Dr. Gemma Vilar is senior researcher in the Human & Environmental Health & Safety in the R&D department of LEITAT Technological Center. She coordinates R&D projects in the nanomedicine and nanobiosensors group, focused on developing both nanoencapsulated systems as organic and inorganic nanoparticles for biomedical applications. Gemma Vilar holds two degrees in chemistry (2005) and biochemistry (2011) from the University of Barcelona. She has done two Masters, one of them about organic chemistry (2005, University of Barcelona) and the other one about the development of polymeric nanoparticles (European Mater, 2007, University of Barcelona). She acquired the Diploma of Advanced Studies (DEA, 2008, University of Barcelona) and completed her studies performing a PhD in nanotechnology (2011, University of Barcelona). She has undertaken several research placements in Valencia, Germany and Canada. She has participated in national and international congresses and is author or coauthor in various prestigious scientific journals.
Nanoparticles are an important tool to overcome the administration of drugs, improving the pharmacokinetics of active compounds and avoiding their undesired effects. Specifically, nanoencapsulation offers some advantages such as, protection of the active ingredient from other chemicals or biomolecules present in the final formulation, protection after administration and offers possibilities for controlled release of the different active ingredients.
In this presentation, the design and synthesis of biodegradable polymeric nanocapsules for the control of drug/ active ingredient (API) release at the target organs will be described. Tailoring the physical-chemical properties of polymeric nanocapsules allows control over the release of the drug eluting systems, which can be modulated over time and/ or tunning the polymer chemical structure to control the release by external stimuli. Therefore, a set of safe and biodegradable nanocapsules have been developed, in particular core-shell nanocapsules with an average size of 350 nm. In all cases, the core consists of a polyester polymer which is at the front line of attention because of their attractive safety profile. Since their degradation products are easily metabolized by the Krebs cycle and therefore easily eliminated . The different composition of the shell will provide the desired properties, allowing different drug/ API release kinetic.
These core-shell nanosystems will be presented showing their potential in the area of drug delivery systems.

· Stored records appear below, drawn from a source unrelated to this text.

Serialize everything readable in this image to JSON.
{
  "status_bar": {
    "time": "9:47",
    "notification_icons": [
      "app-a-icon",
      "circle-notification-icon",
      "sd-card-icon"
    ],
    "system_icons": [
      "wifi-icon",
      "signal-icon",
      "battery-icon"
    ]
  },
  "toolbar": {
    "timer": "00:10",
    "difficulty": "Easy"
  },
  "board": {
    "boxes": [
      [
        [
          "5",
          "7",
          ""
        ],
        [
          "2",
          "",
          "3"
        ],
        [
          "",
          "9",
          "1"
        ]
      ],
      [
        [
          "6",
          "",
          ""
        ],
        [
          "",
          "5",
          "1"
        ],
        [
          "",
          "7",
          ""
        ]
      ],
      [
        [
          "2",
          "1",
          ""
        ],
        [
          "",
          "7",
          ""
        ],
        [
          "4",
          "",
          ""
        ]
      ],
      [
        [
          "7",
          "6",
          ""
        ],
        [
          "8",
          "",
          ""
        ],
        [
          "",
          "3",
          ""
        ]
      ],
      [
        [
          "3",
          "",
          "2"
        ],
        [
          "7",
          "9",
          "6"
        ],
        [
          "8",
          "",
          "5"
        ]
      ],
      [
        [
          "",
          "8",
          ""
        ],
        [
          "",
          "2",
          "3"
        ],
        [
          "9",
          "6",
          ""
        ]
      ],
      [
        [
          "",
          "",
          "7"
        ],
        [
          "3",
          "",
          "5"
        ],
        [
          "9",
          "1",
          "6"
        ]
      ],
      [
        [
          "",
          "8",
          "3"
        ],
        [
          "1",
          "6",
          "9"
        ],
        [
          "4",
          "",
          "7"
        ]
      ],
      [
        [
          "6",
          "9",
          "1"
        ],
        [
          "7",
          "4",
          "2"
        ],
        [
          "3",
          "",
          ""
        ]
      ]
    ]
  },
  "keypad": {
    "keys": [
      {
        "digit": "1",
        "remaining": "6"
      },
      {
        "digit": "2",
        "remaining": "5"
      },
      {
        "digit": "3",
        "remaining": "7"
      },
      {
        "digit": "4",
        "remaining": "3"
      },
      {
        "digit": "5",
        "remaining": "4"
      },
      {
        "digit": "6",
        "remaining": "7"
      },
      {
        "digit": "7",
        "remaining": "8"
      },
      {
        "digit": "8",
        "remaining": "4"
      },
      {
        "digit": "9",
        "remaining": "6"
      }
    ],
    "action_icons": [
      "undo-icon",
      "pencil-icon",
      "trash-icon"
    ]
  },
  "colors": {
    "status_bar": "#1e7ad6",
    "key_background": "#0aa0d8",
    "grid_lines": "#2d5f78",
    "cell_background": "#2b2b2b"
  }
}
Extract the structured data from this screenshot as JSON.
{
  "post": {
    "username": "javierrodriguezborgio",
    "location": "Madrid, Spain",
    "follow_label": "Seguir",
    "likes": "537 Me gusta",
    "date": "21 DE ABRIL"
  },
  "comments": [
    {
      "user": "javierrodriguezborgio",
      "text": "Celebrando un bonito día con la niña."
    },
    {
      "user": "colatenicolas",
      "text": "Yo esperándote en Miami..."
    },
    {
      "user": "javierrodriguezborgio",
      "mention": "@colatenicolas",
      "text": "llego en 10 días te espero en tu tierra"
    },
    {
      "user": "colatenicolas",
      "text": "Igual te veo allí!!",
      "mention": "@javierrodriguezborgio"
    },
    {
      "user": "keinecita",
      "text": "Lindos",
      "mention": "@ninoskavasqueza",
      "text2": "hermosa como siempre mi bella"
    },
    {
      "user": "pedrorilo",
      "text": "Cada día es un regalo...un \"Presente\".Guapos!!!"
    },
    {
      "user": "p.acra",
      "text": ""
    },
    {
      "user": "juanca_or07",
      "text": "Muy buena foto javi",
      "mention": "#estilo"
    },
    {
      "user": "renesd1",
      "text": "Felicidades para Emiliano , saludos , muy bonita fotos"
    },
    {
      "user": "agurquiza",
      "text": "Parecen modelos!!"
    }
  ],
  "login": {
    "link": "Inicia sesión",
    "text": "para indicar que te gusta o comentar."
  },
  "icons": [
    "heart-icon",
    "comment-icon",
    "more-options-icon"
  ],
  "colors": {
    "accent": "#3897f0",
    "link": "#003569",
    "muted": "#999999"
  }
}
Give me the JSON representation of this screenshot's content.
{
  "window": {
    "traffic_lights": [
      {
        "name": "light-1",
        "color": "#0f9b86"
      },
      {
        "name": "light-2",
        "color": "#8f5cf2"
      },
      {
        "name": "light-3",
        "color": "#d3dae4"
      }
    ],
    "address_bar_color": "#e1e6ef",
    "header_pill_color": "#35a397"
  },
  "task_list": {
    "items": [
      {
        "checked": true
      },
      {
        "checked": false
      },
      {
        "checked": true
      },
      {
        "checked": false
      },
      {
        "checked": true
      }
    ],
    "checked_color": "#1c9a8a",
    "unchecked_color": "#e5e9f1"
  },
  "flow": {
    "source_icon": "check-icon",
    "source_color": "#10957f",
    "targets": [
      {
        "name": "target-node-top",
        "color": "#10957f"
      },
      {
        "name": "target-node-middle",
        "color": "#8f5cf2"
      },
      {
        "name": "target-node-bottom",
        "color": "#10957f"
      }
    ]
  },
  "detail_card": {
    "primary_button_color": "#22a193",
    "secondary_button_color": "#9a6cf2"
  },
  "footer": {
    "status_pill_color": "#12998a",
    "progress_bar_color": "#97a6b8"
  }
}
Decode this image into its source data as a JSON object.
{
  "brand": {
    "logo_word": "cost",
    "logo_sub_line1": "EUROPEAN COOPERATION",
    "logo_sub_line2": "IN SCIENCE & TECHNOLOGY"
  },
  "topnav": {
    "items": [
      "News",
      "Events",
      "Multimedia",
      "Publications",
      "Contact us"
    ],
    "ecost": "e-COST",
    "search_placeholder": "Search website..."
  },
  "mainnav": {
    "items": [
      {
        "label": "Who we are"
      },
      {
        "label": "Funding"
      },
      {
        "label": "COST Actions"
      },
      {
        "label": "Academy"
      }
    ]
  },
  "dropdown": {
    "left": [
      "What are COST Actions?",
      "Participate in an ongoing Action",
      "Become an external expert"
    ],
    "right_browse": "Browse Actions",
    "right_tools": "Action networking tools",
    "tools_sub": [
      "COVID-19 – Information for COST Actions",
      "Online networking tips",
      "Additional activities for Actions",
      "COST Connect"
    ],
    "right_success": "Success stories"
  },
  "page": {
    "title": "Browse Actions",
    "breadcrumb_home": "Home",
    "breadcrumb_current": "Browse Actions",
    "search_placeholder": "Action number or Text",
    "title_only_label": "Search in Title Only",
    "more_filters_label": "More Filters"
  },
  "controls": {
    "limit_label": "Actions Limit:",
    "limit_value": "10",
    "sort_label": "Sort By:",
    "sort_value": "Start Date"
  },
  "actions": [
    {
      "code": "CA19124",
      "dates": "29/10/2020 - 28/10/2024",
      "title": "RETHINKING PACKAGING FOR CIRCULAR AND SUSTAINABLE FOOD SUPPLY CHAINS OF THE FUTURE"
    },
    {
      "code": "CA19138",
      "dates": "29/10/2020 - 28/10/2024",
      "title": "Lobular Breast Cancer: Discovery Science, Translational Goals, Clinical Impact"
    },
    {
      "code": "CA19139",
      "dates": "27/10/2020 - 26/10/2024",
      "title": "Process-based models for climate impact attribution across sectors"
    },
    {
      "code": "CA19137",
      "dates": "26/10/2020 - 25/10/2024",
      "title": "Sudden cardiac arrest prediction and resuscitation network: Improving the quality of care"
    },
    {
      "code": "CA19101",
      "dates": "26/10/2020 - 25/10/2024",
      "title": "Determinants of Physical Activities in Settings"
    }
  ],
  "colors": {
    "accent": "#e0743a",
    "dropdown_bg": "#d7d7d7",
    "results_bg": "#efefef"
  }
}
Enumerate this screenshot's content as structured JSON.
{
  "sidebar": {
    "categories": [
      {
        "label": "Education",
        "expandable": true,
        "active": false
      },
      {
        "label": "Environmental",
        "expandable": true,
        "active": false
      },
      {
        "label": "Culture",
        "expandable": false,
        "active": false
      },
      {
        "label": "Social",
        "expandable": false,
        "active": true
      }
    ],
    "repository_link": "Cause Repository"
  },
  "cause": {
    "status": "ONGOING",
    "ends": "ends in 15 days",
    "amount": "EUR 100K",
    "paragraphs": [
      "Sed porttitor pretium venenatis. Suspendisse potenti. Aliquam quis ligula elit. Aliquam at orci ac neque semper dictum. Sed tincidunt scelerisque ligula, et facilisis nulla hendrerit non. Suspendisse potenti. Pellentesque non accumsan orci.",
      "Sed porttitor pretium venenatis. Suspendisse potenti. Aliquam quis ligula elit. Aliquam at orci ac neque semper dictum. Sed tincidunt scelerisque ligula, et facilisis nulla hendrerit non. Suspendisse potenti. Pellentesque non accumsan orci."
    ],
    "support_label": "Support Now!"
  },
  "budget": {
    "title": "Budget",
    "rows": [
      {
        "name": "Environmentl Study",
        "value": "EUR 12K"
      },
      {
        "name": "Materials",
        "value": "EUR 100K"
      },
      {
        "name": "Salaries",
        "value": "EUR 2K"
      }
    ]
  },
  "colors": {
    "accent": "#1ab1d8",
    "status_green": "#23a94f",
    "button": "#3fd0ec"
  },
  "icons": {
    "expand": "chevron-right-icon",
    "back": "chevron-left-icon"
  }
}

Furthermore, encapsulation of different APIs will further demonstrate the different release profiles in relevant biological systems.